## PROBLEM DESCRIPTION
Scan the records for "rest" and copy each line that contains it.

## PROVIDED RECORDS
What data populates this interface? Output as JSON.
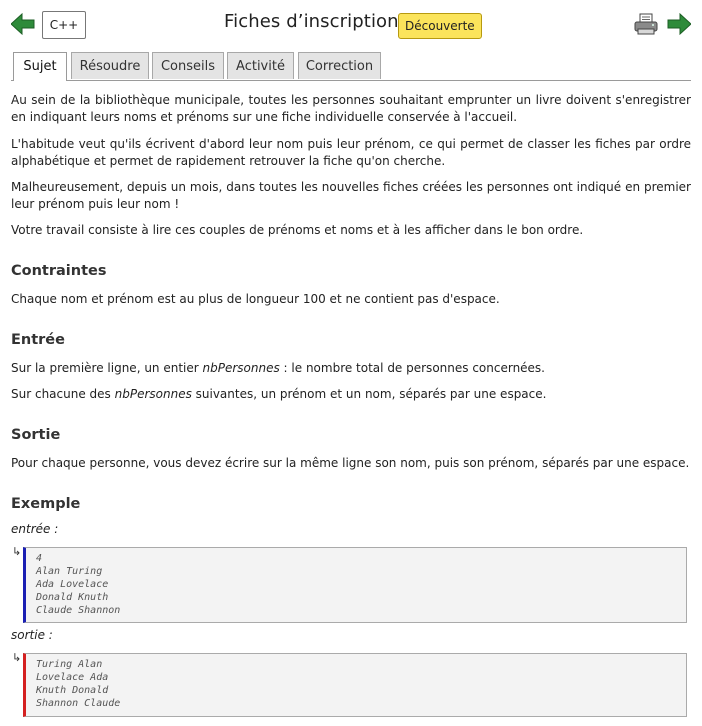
{
  "header": {
    "language": "C++",
    "title": "Fiches d’inscription",
    "level_badge": "Découverte"
  },
  "tabs": [
    "Sujet",
    "Résoudre",
    "Conseils",
    "Activité",
    "Correction"
  ],
  "statement": {
    "p1": "Au sein de la bibliothèque municipale, toutes les personnes souhaitant emprunter un livre doivent s'enregistrer en indiquant leurs noms et prénoms sur une fiche individuelle conservée à l'accueil.",
    "p2": "L'habitude veut qu'ils écrivent d'abord leur nom puis leur prénom, ce qui permet de classer les fiches par ordre alphabétique et permet de rapidement retrouver la fiche qu'on cherche.",
    "p3": "Malheureusement, depuis un mois, dans toutes les nouvelles fiches créées les personnes ont indiqué en premier leur prénom puis leur nom !",
    "p4": "Votre travail consiste à lire ces couples de prénoms et noms et à les afficher dans le bon ordre."
  },
  "constraints": {
    "heading": "Contraintes",
    "text": "Chaque nom et prénom est au plus de longueur 100 et ne contient pas d'espace."
  },
  "input": {
    "heading": "Entrée",
    "line1_before": "Sur la première ligne, un entier ",
    "line1_var": "nbPersonnes",
    "line1_after": " : le nombre total de personnes concernées.",
    "line2_before": "Sur chacune des ",
    "line2_var": "nbPersonnes",
    "line2_after": " suivantes, un prénom et un nom, séparés par une espace."
  },
  "output": {
    "heading": "Sortie",
    "text": "Pour chaque personne, vous devez écrire sur la même ligne son nom, puis son prénom, séparés par une espace."
  },
  "example": {
    "heading": "Exemple",
    "input_label": "entrée :",
    "input_lines": [
      "4",
      "Alan Turing",
      "Ada Lovelace",
      "Donald Knuth",
      "Claude Shannon"
    ],
    "output_label": "sortie :",
    "output_lines": [
      "Turing Alan",
      "Lovelace Ada",
      "Knuth Donald",
      "Shannon Claude"
    ],
    "arrow_glyph": "↳"
  },
  "colors": {
    "badge": "#fbe45b",
    "nav_arrow": "#2e8b3a",
    "input_border": "#1a1fb3",
    "output_border": "#d42020"
  },
  "icons": [
    "back-arrow-icon",
    "print-icon",
    "next-arrow-icon",
    "return-arrow-icon"
  ]
}
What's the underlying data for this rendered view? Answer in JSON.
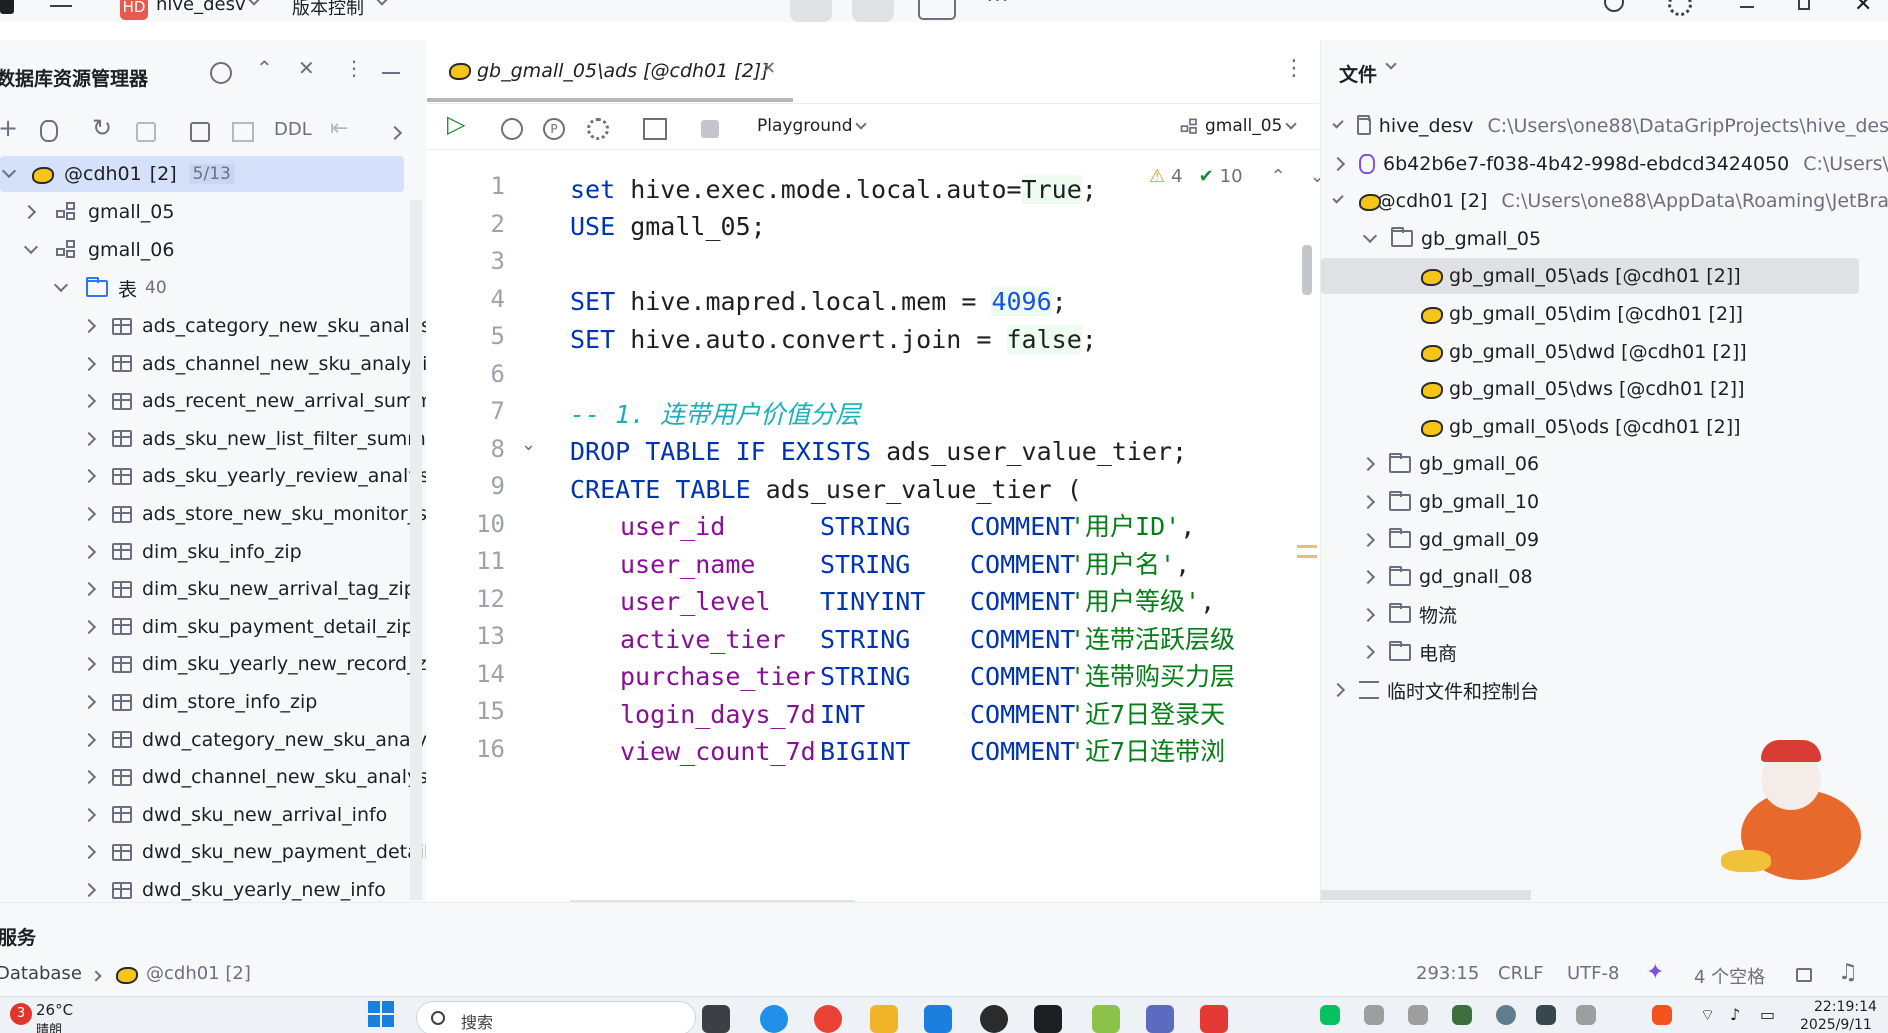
{
  "titlebar": {
    "project_badge": "HD",
    "project_name": "hive_desv",
    "vcs_label": "版本控制"
  },
  "left_panel": {
    "title": "数据库资源管理器",
    "toolbar_ddl": "DDL",
    "datasource": {
      "name": "@cdh01",
      "index": "[2]",
      "count": "5/13"
    },
    "schemas": [
      {
        "name": "gmall_05",
        "expanded": false
      },
      {
        "name": "gmall_06",
        "expanded": true
      }
    ],
    "tables_folder": {
      "label": "表",
      "count": "40"
    },
    "tables": [
      "ads_category_new_sku_analysi",
      "ads_channel_new_sku_analysis",
      "ads_recent_new_arrival_summ",
      "ads_sku_new_list_filter_summa",
      "ads_sku_yearly_review_analysis",
      "ads_store_new_sku_monitor_su",
      "dim_sku_info_zip",
      "dim_sku_new_arrival_tag_zip",
      "dim_sku_payment_detail_zip",
      "dim_sku_yearly_new_record_zi",
      "dim_store_info_zip",
      "dwd_category_new_sku_analys",
      "dwd_channel_new_sku_analysi",
      "dwd_sku_new_arrival_info",
      "dwd_sku_new_payment_detail",
      "dwd_sku_yearly_new_info"
    ]
  },
  "editor": {
    "tab_title": "gb_gmall_05\\ads [@cdh01 [2]]",
    "playground_label": "Playground",
    "schema_selector": "gmall_05",
    "warnings": "4",
    "checks": "10",
    "line_numbers": [
      "1",
      "2",
      "3",
      "4",
      "5",
      "6",
      "7",
      "8",
      "9",
      "10",
      "11",
      "12",
      "13",
      "14",
      "15",
      "16"
    ],
    "lines": {
      "l1": {
        "kw": "set",
        "rest": " hive.exec.mode.local.auto=",
        "val": "True",
        "end": ";"
      },
      "l2": {
        "kw": "USE",
        "rest": " gmall_05;"
      },
      "l4": {
        "kw": "SET",
        "rest": " hive.mapred.local.mem = ",
        "val": "4096",
        "end": ";"
      },
      "l5": {
        "kw": "SET",
        "rest": " hive.auto.convert.join = ",
        "val": "false",
        "end": ";"
      },
      "l7": {
        "comment": "-- 1. 连带用户价值分层"
      },
      "l8": {
        "kw": "DROP TABLE IF EXISTS",
        "rest": " ads_user_value_tier;"
      },
      "l9": {
        "kw": "CREATE TABLE",
        "rest": " ads_user_value_tier ("
      },
      "cols": [
        {
          "name": "user_id",
          "type": "STRING",
          "kw": "COMMENT",
          "str": "'用户ID'",
          "end": ","
        },
        {
          "name": "user_name",
          "type": "STRING",
          "kw": "COMMENT",
          "str": "'用户名'",
          "end": ","
        },
        {
          "name": "user_level",
          "type": "TINYINT",
          "kw": "COMMENT",
          "str": "'用户等级'",
          "end": ","
        },
        {
          "name": "active_tier",
          "type": "STRING",
          "kw": "COMMENT",
          "str": "'连带活跃层级",
          "end": ""
        },
        {
          "name": "purchase_tier",
          "type": "STRING",
          "kw": "COMMENT",
          "str": "'连带购买力层",
          "end": ""
        },
        {
          "name": "login_days_7d",
          "type": "INT",
          "kw": "COMMENT",
          "str": "'近7日登录天",
          "end": ""
        },
        {
          "name": "view_count_7d",
          "type": "BIGINT",
          "kw": "COMMENT",
          "str": "'近7日连带浏",
          "end": ""
        }
      ]
    }
  },
  "right_panel": {
    "title": "文件",
    "rows": [
      {
        "label": "hive_desv",
        "path": "C:\\Users\\one88\\DataGripProjects\\hive_des"
      },
      {
        "label": "6b42b6e7-f038-4b42-998d-ebdcd3424050",
        "path": "C:\\Users\\"
      },
      {
        "label": "@cdh01  [2]",
        "path": "C:\\Users\\one88\\AppData\\Roaming\\JetBra"
      },
      {
        "label": "gb_gmall_05"
      },
      {
        "label": "gb_gmall_05\\ads [@cdh01 [2]]"
      },
      {
        "label": "gb_gmall_05\\dim [@cdh01 [2]]"
      },
      {
        "label": "gb_gmall_05\\dwd [@cdh01 [2]]"
      },
      {
        "label": "gb_gmall_05\\dws [@cdh01 [2]]"
      },
      {
        "label": "gb_gmall_05\\ods [@cdh01 [2]]"
      },
      {
        "label": "gb_gmall_06"
      },
      {
        "label": "gb_gmall_10"
      },
      {
        "label": "gd_gmall_09"
      },
      {
        "label": "gd_gnall_08"
      },
      {
        "label": "物流"
      },
      {
        "label": "电商"
      },
      {
        "label": "临时文件和控制台"
      }
    ]
  },
  "services": {
    "title": "服务",
    "breadcrumb_root": "Database",
    "breadcrumb_ds": "@cdh01 [2]"
  },
  "statusbar": {
    "position": "293:15",
    "line_sep": "CRLF",
    "encoding": "UTF-8",
    "indent": "4 个空格"
  },
  "taskbar": {
    "weather_badge": "3",
    "temperature": "26°C",
    "weather_text": "晴朗",
    "search_placeholder": "搜索",
    "time": "22:19:14",
    "date": "2025/9/11"
  },
  "colors": {
    "accent": "#3574f0",
    "keyword": "#0033b3",
    "field": "#871094",
    "string": "#067d17",
    "selection": "#dfe1e5"
  }
}
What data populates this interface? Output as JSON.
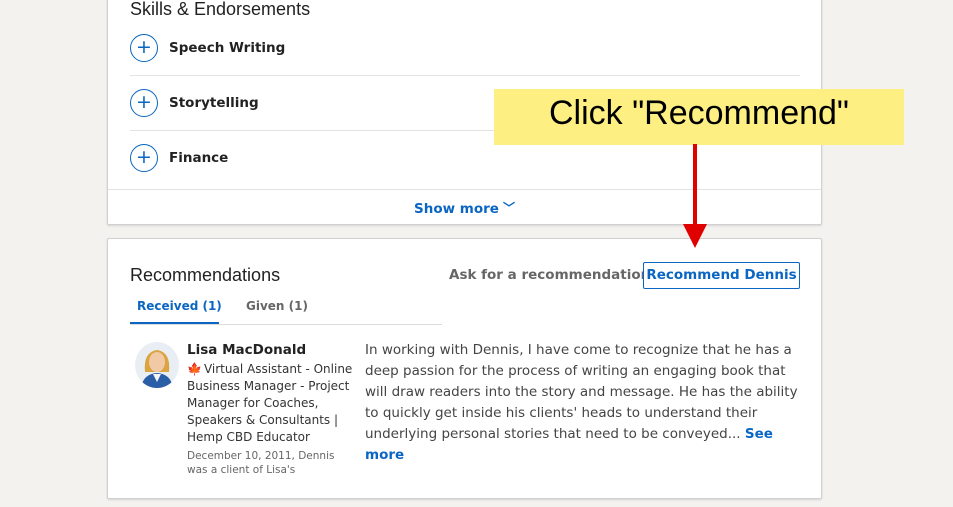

## RESPONSE TO THIS TASK
        "rest": " hive.exec.mode.local.auto=",
        "rest": " gmall_05;"
        "rest": " hive.mapred.local.mem = ",
        "rest": " hive.auto.convert.join = ",
        "rest": " ads_user_value_tier;"
        "rest": " ads_user_value_tier ("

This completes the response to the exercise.